→ Task requirements:
Among the lines of the records below, copy those that hold the word "Choose".

→ Page and application data records:
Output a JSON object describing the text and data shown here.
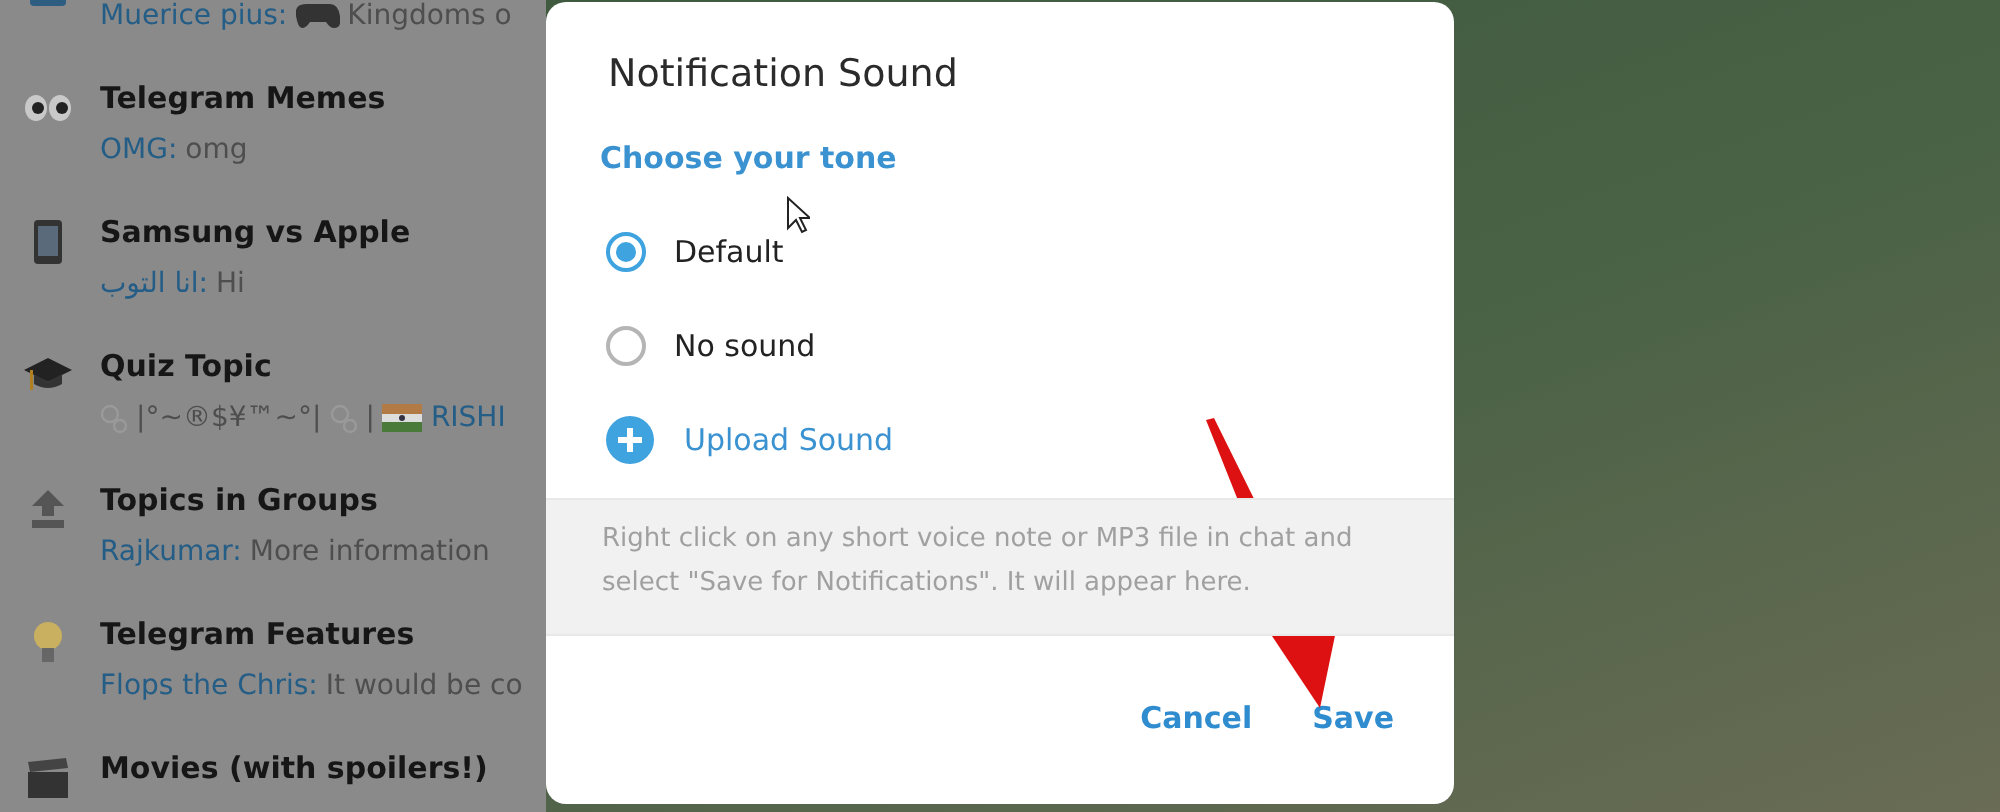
{
  "chat_list": [
    {
      "preview": [
        {
          "kind": "sender",
          "text": "Muerice pius:"
        },
        {
          "kind": "gamepad"
        },
        {
          "kind": "text",
          "text": "Kingdoms o"
        }
      ]
    },
    {
      "title": "Telegram Memes",
      "preview": [
        {
          "kind": "sender",
          "text": "OMG:"
        },
        {
          "kind": "text",
          "text": "omg"
        }
      ]
    },
    {
      "title": "Samsung vs Apple",
      "preview": [
        {
          "kind": "sender",
          "text": "انا التوب:"
        },
        {
          "kind": "text",
          "text": "Hi"
        }
      ]
    },
    {
      "title": "Quiz Topic",
      "preview": [
        {
          "kind": "bubbles"
        },
        {
          "kind": "text",
          "text": "|°~®$¥™~°|"
        },
        {
          "kind": "bubbles"
        },
        {
          "kind": "text",
          "text": "|"
        },
        {
          "kind": "flag"
        },
        {
          "kind": "sender",
          "text": "RISHI"
        }
      ]
    },
    {
      "title": "Topics in Groups",
      "preview": [
        {
          "kind": "sender",
          "text": "Rajkumar:"
        },
        {
          "kind": "text",
          "text": "More information"
        }
      ]
    },
    {
      "title": "Telegram Features",
      "preview": [
        {
          "kind": "sender",
          "text": "Flops the Chris:"
        },
        {
          "kind": "text",
          "text": "It would be co"
        }
      ]
    },
    {
      "title": "Movies (with spoilers!)"
    }
  ],
  "dialog": {
    "title": "Notification Sound",
    "section": "Choose your tone",
    "options": [
      {
        "label": "Default",
        "selected": true
      },
      {
        "label": "No sound",
        "selected": false
      }
    ],
    "upload": "Upload Sound",
    "hint": "Right click on any short voice note or MP3 file in chat and select \"Save for Notifications\". It will appear here.",
    "buttons": [
      "Cancel",
      "Save"
    ]
  }
}
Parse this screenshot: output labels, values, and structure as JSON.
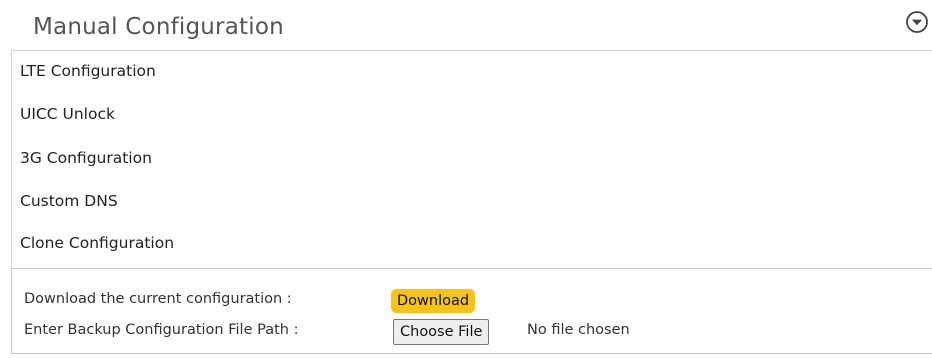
{
  "section": {
    "title": "Manual Configuration",
    "toggle_icon": "chevron-down-circle-icon"
  },
  "menu": {
    "items": [
      {
        "label": "LTE Configuration"
      },
      {
        "label": "UICC Unlock"
      },
      {
        "label": "3G Configuration"
      },
      {
        "label": "Custom DNS"
      },
      {
        "label": "Clone Configuration"
      }
    ]
  },
  "backup": {
    "download_label": "Download the current configuration :",
    "download_button": "Download",
    "file_path_label": "Enter Backup Configuration File Path :",
    "choose_file_button": "Choose File",
    "file_status": "No file chosen"
  },
  "colors": {
    "accent": "#f6c31c",
    "border": "#d3d3d3"
  }
}
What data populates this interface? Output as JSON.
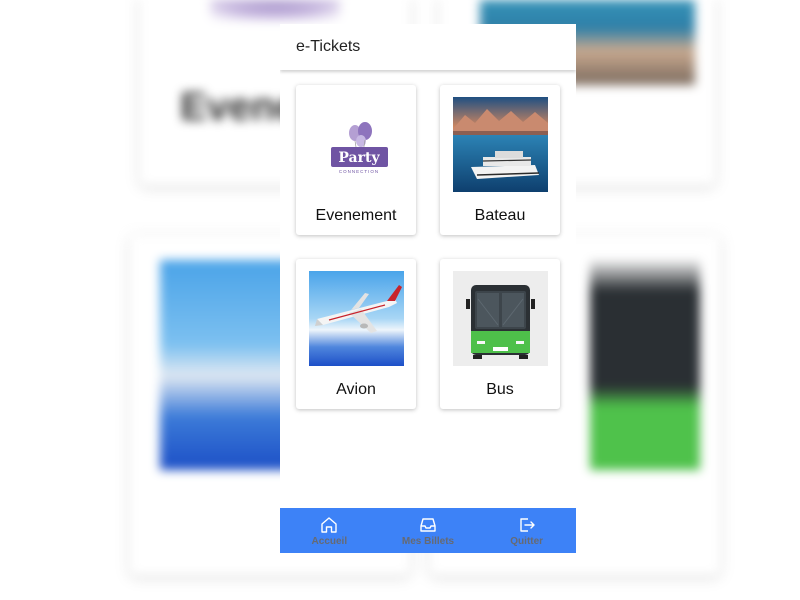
{
  "app": {
    "title": "e-Tickets"
  },
  "categories": [
    {
      "label": "Evenement",
      "image": "party-connection-logo",
      "logo_text": "Party",
      "logo_subtext": "CONNECTION"
    },
    {
      "label": "Bateau",
      "image": "ferry-photo"
    },
    {
      "label": "Avion",
      "image": "airplane-photo"
    },
    {
      "label": "Bus",
      "image": "green-bus-photo"
    }
  ],
  "tabbar": {
    "tabs": [
      {
        "label": "Accueil",
        "icon": "home-icon"
      },
      {
        "label": "Mes Billets",
        "icon": "inbox-icon"
      },
      {
        "label": "Quitter",
        "icon": "logout-icon"
      }
    ]
  },
  "colors": {
    "accent": "#3d82f7",
    "tab_label": "#666a73",
    "background": "#ffffff"
  }
}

→ Solution to this exercise:
    "section": "Choose your tone",
    "choose_file_button": "Choose File",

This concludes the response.